§ The task:
Go through the records and copy each line where the word "JSON" occurs.

§ Material provided:
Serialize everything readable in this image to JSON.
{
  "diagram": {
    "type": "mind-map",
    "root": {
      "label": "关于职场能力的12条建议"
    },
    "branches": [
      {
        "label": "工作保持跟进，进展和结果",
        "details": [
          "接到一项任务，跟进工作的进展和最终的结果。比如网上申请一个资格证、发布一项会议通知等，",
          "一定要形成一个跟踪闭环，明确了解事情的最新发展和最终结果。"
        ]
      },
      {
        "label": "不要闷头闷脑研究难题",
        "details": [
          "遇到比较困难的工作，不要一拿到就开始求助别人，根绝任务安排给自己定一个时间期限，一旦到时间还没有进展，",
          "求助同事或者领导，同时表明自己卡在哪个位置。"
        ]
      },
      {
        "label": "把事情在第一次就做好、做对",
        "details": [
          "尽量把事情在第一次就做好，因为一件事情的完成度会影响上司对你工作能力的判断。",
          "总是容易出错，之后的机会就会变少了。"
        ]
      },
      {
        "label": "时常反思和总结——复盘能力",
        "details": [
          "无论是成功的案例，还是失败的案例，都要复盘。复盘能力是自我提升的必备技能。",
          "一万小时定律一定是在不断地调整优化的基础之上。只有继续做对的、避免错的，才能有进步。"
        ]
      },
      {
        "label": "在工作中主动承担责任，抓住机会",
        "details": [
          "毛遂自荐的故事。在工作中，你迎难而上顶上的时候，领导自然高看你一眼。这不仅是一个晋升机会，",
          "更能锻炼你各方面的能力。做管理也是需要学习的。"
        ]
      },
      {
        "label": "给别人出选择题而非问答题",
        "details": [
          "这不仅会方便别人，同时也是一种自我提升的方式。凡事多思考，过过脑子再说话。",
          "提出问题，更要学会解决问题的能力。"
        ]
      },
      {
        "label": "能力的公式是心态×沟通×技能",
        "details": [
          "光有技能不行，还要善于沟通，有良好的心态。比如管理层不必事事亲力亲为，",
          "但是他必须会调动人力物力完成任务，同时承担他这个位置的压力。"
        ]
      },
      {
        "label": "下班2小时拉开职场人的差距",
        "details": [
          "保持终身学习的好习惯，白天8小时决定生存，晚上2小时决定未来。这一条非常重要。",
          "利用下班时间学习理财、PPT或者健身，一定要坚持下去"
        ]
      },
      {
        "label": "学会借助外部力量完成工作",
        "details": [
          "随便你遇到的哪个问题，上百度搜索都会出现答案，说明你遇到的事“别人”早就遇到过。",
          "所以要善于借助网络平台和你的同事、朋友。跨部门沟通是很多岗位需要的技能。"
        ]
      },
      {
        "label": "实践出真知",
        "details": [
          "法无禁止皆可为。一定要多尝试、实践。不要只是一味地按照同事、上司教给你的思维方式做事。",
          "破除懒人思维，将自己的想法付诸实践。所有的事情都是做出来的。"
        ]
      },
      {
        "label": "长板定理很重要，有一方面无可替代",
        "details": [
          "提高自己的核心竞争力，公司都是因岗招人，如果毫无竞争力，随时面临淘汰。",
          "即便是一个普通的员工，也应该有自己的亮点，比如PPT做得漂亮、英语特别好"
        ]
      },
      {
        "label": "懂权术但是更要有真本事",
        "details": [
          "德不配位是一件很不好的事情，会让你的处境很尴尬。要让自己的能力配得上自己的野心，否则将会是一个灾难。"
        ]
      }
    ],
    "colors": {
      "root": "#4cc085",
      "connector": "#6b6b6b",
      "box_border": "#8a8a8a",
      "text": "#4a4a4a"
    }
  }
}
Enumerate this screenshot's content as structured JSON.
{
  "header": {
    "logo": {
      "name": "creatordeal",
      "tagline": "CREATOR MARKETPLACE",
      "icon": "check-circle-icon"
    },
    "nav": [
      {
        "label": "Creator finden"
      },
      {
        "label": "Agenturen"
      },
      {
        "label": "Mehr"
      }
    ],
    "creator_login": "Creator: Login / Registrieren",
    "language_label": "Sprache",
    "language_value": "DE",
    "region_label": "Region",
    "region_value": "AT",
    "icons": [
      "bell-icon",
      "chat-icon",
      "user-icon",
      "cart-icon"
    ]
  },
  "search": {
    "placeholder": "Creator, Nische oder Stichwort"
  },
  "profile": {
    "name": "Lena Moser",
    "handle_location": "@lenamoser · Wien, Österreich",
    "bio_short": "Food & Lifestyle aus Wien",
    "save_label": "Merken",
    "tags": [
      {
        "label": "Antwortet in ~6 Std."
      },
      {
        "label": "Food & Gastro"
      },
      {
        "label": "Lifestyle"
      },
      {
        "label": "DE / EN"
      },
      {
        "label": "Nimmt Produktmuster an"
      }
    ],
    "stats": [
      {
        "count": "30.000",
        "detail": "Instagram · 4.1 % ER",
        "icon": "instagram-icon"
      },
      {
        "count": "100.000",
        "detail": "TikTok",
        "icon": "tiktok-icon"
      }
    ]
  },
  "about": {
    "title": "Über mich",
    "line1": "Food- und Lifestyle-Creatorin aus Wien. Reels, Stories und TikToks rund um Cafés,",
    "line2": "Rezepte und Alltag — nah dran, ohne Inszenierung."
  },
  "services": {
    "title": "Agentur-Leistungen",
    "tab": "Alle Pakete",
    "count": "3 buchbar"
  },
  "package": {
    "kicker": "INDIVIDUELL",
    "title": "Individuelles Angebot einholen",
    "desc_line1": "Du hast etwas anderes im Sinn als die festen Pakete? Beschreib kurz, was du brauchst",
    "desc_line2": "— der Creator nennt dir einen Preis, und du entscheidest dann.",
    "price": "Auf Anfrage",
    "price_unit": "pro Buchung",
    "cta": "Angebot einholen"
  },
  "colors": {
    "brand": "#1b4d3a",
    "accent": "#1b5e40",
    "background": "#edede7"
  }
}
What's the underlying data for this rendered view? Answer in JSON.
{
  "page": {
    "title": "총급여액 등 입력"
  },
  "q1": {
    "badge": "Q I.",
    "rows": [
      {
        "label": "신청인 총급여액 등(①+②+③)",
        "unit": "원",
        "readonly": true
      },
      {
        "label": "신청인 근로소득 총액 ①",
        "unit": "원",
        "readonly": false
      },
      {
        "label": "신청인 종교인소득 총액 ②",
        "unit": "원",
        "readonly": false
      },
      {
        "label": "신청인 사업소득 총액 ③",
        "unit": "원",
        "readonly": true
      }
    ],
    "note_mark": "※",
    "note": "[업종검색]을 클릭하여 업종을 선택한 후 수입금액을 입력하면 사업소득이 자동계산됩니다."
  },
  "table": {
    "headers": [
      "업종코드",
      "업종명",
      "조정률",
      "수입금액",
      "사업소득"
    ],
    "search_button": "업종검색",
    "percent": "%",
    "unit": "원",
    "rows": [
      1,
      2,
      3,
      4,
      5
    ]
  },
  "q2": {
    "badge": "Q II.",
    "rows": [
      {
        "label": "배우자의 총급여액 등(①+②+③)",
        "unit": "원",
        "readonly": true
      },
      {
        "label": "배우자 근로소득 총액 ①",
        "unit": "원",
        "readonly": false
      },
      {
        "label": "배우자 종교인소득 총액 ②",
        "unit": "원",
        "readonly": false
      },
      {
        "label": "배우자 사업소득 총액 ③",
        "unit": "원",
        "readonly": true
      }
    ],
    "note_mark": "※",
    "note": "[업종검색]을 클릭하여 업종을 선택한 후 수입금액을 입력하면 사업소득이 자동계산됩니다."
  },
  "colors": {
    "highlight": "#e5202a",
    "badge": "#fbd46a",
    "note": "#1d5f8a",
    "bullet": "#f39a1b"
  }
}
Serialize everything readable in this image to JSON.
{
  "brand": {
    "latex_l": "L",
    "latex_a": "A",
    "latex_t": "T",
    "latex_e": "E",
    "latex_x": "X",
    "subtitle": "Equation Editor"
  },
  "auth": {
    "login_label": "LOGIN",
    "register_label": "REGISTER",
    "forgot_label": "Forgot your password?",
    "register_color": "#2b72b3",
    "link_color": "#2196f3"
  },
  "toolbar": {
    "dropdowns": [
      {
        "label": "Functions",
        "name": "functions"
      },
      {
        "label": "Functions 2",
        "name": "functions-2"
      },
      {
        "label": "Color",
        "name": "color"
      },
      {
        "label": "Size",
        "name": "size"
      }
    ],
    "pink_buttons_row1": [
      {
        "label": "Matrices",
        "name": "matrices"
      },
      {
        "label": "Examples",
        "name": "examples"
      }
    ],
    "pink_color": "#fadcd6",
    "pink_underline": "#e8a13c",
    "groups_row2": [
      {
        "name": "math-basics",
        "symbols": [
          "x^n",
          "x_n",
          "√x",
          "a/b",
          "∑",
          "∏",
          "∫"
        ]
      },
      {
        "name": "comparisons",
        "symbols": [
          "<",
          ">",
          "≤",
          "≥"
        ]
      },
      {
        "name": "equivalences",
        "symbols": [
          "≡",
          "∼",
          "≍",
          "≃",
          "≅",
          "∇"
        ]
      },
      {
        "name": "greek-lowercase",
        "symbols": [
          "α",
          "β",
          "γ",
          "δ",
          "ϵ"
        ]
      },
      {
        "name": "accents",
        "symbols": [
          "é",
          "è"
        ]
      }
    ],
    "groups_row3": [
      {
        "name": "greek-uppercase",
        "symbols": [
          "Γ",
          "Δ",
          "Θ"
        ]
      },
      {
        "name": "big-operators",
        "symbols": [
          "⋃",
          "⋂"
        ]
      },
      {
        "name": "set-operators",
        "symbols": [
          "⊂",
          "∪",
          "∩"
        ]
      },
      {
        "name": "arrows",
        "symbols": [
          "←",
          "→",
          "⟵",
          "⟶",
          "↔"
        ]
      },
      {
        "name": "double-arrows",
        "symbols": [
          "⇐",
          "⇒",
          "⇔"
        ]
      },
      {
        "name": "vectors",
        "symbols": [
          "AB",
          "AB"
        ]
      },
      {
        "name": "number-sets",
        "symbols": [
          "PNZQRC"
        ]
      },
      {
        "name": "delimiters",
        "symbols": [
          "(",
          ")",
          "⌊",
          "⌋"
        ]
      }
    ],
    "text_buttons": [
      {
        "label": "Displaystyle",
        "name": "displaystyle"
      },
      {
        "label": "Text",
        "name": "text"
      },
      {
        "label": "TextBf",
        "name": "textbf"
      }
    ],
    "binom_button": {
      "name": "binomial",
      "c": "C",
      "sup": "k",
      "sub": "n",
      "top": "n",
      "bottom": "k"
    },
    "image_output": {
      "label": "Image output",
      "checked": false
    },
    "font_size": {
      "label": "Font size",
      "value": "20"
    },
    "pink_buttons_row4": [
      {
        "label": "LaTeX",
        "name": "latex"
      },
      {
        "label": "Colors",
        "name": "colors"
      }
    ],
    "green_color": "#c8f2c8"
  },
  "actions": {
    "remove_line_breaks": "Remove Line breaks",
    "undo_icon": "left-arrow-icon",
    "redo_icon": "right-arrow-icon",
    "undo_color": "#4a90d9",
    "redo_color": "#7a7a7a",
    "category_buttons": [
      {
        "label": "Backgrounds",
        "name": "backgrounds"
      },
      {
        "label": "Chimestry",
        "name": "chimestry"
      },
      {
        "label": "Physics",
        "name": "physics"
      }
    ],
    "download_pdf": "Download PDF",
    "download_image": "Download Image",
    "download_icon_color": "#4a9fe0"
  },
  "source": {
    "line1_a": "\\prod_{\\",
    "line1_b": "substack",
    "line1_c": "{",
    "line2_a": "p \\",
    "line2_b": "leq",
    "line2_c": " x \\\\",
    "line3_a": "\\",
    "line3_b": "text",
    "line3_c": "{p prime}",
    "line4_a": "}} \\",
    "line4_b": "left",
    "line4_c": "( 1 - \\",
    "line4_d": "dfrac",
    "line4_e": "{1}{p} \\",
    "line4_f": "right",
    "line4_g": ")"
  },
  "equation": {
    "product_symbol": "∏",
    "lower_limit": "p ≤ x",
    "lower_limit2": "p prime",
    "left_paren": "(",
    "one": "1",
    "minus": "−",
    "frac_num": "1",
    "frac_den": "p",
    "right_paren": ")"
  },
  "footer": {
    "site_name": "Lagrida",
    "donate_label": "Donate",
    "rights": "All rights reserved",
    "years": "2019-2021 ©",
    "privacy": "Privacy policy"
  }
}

§ Response area:
Serialize everything readable in this image to JSON.
Enumerate this screenshot's content as structured JSON.
What's the underlying data for this rendered view? Answer in JSON.
Serialize everything readable in this image to JSON.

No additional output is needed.